=== YOUR ASSIGNMENT ===
Could you find each line of the data below that contains the word "spinach" and copy those lines?

******

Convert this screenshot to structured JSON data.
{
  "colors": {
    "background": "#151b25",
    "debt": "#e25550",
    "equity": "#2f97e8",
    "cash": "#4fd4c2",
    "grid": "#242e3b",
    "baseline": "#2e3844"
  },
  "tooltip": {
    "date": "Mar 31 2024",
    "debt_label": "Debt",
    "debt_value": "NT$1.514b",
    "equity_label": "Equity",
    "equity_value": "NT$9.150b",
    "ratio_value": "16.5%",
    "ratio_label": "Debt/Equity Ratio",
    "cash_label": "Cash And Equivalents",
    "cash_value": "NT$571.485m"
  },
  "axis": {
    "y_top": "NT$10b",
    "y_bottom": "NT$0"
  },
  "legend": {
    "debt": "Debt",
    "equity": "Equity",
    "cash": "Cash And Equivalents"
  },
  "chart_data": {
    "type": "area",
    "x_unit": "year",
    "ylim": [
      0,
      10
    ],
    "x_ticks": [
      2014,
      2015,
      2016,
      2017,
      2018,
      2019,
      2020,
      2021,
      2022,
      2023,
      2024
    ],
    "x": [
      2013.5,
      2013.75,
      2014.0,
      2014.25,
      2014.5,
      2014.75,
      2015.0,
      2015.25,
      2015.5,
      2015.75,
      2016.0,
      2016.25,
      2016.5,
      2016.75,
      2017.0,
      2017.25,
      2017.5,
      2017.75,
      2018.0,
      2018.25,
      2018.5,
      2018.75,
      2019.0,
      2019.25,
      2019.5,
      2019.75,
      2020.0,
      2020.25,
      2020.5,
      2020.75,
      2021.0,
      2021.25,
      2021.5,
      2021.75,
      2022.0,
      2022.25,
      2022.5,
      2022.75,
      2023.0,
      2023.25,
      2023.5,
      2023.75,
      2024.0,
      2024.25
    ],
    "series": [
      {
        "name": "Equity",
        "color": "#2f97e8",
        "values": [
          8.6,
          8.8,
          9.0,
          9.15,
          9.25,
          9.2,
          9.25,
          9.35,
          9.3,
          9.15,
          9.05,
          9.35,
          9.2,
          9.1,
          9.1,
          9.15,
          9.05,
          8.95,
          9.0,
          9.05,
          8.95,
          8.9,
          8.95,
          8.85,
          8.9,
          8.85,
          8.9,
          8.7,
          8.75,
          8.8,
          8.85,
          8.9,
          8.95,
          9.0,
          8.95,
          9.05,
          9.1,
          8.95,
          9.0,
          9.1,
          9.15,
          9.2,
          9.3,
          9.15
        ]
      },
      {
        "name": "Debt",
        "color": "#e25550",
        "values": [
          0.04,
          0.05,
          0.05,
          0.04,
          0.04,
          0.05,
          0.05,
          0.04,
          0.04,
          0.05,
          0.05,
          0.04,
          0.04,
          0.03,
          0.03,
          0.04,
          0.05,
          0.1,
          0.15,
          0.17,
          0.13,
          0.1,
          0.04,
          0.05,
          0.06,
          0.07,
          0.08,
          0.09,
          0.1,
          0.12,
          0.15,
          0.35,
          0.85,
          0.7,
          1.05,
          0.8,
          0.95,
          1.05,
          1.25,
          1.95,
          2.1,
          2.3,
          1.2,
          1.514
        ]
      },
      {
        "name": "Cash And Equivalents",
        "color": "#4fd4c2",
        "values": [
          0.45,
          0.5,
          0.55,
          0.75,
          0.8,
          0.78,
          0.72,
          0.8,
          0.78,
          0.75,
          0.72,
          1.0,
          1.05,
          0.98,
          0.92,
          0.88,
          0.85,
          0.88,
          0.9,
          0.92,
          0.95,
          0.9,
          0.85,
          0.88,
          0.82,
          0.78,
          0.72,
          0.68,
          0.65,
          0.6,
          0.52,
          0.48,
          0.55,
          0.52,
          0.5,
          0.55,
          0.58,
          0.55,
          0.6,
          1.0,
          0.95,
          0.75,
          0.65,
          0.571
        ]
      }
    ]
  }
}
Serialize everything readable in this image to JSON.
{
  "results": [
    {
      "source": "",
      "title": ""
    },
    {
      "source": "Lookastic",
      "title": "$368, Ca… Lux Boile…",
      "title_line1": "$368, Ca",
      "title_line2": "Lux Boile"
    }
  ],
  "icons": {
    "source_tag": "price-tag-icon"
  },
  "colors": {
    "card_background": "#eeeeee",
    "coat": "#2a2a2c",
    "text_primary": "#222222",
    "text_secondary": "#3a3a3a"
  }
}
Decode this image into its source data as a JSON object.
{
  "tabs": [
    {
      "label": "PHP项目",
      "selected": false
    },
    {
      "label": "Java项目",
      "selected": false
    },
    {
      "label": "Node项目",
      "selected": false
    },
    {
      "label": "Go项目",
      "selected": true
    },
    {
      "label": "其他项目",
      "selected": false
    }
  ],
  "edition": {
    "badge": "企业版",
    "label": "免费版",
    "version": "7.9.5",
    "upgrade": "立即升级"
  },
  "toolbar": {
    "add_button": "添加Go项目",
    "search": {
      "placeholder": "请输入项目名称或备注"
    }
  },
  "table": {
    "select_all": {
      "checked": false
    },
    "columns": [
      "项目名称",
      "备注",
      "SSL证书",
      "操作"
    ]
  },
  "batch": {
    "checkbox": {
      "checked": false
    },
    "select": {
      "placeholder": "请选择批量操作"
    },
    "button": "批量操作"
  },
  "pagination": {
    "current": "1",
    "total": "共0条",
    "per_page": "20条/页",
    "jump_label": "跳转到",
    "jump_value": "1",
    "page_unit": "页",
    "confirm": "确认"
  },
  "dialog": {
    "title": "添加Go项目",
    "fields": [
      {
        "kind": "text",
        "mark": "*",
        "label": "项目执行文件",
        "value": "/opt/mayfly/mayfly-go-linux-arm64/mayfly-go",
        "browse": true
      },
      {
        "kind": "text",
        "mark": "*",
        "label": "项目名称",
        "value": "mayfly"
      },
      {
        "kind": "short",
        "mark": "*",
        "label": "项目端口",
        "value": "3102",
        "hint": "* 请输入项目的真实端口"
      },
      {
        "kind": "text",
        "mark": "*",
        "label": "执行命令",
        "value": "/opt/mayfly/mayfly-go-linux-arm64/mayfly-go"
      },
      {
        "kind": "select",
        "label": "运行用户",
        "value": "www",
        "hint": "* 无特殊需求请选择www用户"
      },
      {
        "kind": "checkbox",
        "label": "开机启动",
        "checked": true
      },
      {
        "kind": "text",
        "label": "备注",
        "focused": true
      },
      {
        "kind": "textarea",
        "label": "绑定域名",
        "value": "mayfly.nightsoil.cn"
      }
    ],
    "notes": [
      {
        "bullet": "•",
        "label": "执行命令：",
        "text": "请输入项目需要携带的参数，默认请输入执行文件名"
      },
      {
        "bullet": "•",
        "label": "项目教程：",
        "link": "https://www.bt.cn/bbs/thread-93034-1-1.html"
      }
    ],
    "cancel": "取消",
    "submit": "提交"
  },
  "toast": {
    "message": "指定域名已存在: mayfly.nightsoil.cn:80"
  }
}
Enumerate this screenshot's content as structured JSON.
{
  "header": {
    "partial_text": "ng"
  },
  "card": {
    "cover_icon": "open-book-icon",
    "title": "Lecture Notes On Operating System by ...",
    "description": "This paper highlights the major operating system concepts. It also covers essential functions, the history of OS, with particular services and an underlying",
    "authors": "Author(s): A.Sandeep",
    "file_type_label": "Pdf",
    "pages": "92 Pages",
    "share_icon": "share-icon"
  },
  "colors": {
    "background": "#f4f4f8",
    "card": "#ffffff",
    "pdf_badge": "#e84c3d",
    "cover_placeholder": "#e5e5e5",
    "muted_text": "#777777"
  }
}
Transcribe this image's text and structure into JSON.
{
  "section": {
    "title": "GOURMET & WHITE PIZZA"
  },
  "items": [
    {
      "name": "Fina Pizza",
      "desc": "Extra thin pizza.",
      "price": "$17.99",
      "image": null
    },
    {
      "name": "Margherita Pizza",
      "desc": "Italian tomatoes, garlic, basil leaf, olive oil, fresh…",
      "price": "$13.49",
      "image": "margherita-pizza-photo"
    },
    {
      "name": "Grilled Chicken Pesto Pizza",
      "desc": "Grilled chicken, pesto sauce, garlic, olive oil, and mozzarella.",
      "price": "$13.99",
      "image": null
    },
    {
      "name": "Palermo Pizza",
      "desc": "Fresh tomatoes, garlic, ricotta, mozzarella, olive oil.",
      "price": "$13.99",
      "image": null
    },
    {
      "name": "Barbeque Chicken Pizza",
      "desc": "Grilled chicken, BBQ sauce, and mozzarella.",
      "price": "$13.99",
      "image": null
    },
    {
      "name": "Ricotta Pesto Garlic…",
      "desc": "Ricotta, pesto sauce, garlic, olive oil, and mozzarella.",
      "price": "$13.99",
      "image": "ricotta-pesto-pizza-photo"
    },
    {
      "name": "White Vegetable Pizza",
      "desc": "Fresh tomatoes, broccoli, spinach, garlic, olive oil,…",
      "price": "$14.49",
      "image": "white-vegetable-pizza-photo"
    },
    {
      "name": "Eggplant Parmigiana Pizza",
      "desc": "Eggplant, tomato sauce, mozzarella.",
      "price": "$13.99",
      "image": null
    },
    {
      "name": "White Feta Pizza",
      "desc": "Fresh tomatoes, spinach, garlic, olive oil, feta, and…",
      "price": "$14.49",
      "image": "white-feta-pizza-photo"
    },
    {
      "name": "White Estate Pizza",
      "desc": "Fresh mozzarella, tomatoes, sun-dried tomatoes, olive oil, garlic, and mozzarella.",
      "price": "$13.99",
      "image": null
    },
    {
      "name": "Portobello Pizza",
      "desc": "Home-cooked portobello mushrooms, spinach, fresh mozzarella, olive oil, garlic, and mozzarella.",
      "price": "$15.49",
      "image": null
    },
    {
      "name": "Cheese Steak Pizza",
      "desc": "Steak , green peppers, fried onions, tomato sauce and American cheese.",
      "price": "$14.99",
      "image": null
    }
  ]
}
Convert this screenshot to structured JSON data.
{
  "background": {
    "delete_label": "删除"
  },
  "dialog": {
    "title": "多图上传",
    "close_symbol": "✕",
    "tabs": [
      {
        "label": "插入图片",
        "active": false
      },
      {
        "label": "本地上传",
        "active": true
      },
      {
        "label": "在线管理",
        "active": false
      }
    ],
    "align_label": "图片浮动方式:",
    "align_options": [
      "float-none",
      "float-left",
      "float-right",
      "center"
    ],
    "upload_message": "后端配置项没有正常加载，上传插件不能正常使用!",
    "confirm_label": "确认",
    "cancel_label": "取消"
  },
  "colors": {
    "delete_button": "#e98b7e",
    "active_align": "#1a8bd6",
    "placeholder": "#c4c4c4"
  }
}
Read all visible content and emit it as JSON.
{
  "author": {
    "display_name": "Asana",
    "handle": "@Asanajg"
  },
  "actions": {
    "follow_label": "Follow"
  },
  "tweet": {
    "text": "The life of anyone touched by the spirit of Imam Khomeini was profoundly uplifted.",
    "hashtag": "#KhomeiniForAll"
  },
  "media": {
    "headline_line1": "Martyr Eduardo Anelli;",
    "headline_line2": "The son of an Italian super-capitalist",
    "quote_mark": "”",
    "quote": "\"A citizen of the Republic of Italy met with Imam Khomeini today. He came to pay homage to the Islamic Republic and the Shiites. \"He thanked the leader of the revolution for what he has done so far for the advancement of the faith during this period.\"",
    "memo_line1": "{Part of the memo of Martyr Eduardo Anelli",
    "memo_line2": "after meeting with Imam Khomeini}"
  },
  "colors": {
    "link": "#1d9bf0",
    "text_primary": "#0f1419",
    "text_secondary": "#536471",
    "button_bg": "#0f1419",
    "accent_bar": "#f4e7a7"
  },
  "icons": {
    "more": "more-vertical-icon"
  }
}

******

=== REPLY ===
      "desc": "Fresh tomatoes, broccoli, spinach, garlic, olive oil,…",
      "desc": "Fresh tomatoes, spinach, garlic, olive oil, feta, and…",
      "desc": "Home-cooked portobello mushrooms, spinach, fresh mozzarella, olive oil, garlic, and mozzarella.",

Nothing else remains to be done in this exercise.